Alan Slingsby meets the Lambeth Horticultural Society – and the man who organises the Country Show’s carved vegetable competition
Lambeth is well provided for when it comes to tilling the soil. There are plenty of organisations keen to help – Incredible Edible, Brockwell Greenhouses and the South London Botanical Institute, to name but three.
But the volunteer-run Lambeth Horticultural Society has been promoting gardening for 67 years since its foundation in 1951.
And, while it has a long history, it is also at the heart of one of modern Lambeth’s cultural treasures – the carved vegetable competition at the annual Country Show in Brockwell Park.
Bob Tydeman is the competition organiser and one of several people who help to run the borough-wide society.
It organises two flower shows a year, managing a remarkable display at this year’s April spring show in the midst of unseasonably icy weather. The late summer show will be on 1 September.
The whole floral marquee at the Country Show – which houses the vegetable competition – is organised by the society.
The society also has a hut that is not a hut but a former council estate laundry leased from Lambeth council – it replaced an actual hut, but the name stuck.
Membership is open to anyone and nobody is going to check a new member’s postcode – LHS is unaware of any similar organisations in neighbouring boroughs.
Members, who include two Chelsea Pensioners, can enjoy coach trips to important gardens in the South-East of England, talks on horticulture from April to November in West Norwood’s Old Library, garden supplies at discount prices from the LHS hut and a newsletter three times a year.
Chris Smith of Pennard Plants – which sells one of the largest selections of edible plants, heritage seeds, fruit and herb plants to be found in the UK – captivates LHS audiences most years with a talk about his garden at the Chelsea Flower Show.
Members’ detailed knowledge of local soils and growing patterns – especially as the climate veers from unseasonably cold to hot – and advice and companionship is also really valuable.
Members form friendships across the usual boundaries. Steve Cutler with a young son is a good friend of pensioner Betty Cox.

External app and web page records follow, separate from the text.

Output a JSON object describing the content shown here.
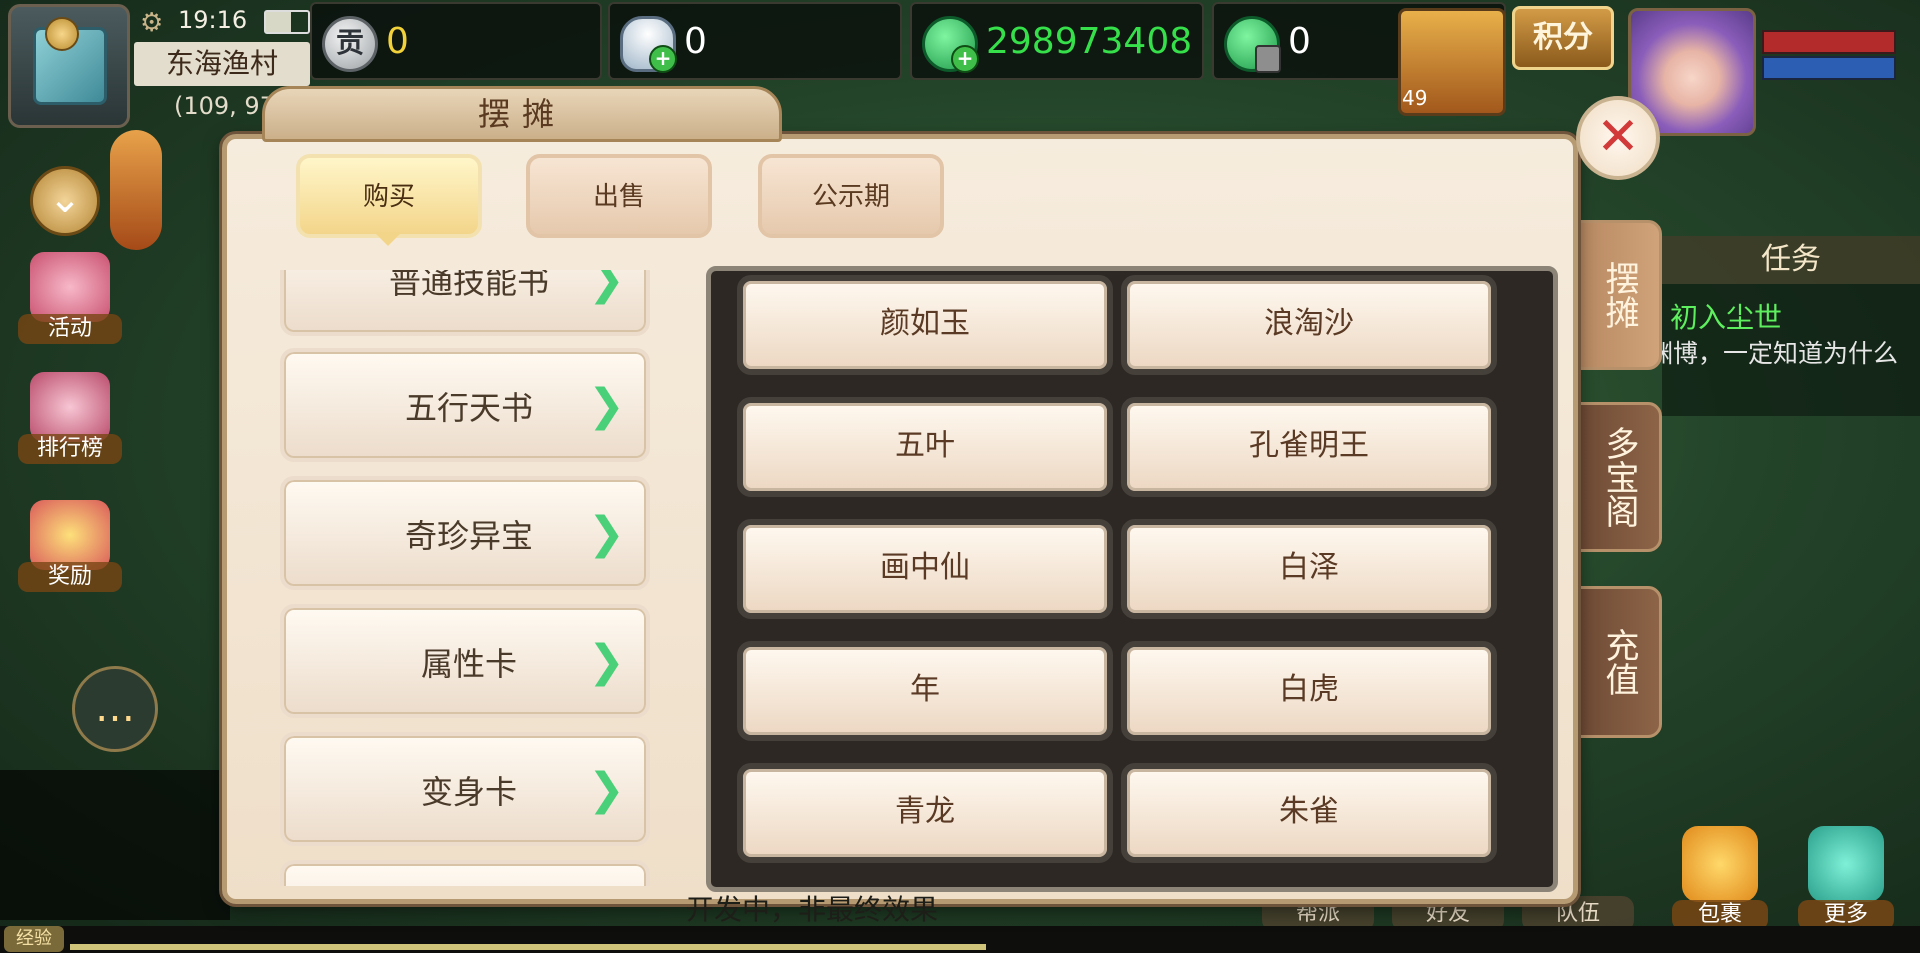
{
  "hud": {
    "time": "19:16",
    "location_name": "东海渔村",
    "location_coords": "(109, 97",
    "currencies": [
      {
        "icon": "contribution-coin-icon",
        "label": "贡",
        "value": "0",
        "color": "#f2d23a"
      },
      {
        "icon": "silver-ingot-icon",
        "value": "0",
        "color": "#ffffff"
      },
      {
        "icon": "jade-icon",
        "value": "298973408",
        "color": "#36e04a"
      },
      {
        "icon": "locked-jade-icon",
        "value": "0",
        "color": "#ffffff"
      }
    ],
    "pet_level": "49",
    "score_label": "积分"
  },
  "left_icons": [
    {
      "name": "activity",
      "label": "活动"
    },
    {
      "name": "leaderboard",
      "label": "排行榜"
    },
    {
      "name": "reward",
      "label": "奖励"
    }
  ],
  "panel": {
    "title": "摆摊",
    "tabs": [
      "购买",
      "出售",
      "公示期"
    ],
    "active_tab": 0,
    "categories": [
      "普通技能书",
      "五行天书",
      "奇珍异宝",
      "属性卡",
      "变身卡"
    ],
    "items": [
      "颜如玉",
      "浪淘沙",
      "五叶",
      "孔雀明王",
      "画中仙",
      "白泽",
      "年",
      "白虎",
      "青龙",
      "朱雀"
    ]
  },
  "side_tabs": [
    "摆摊",
    "多宝阁",
    "充值"
  ],
  "task": {
    "header": "任务",
    "name": "初入尘世",
    "desc": "学识渊博，一定知道为什么"
  },
  "bottom": {
    "buttons": [
      "帮派",
      "好友",
      "队伍"
    ],
    "bag_label": "包裹",
    "more_label": "更多",
    "footnote": "开发中，非最终效果",
    "xp_label": "经验"
  }
}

People from many different backgrounds might be interested in tomatoes and start talking about them, he says, “and, all of a sudden, you’re talking even more”.
“Gardening is one of the activities that cuts across perceived barriers,” says LHS publicity officer Gabrielle Garton Grimwood. “It creates a bond between people.”
You can, she says, get fanatical about gardening, “so it’s nice to meet people who share your obsession”.
The current LHS membership of about 250 is predominantly middle-aged or older, but the society is doing something about that, beginning with a new presence on social media and a revamped website.
Gabrielle and Steve believe it is social media that has elevated the status of the vegetable competition.
And, should you be thinking of competing for the £2 prize money and the glory this year, Bob Tydeman has a suggestion.
He thinks that the fight of Dulwich Hamlet Football Club to keep its ground at Champion Hill would be a good topic for a sculpture.
It costs just £7 a year to be a member of the LHS. You can sign up at www.lambethhorticulturalsociety.org.uk/membership.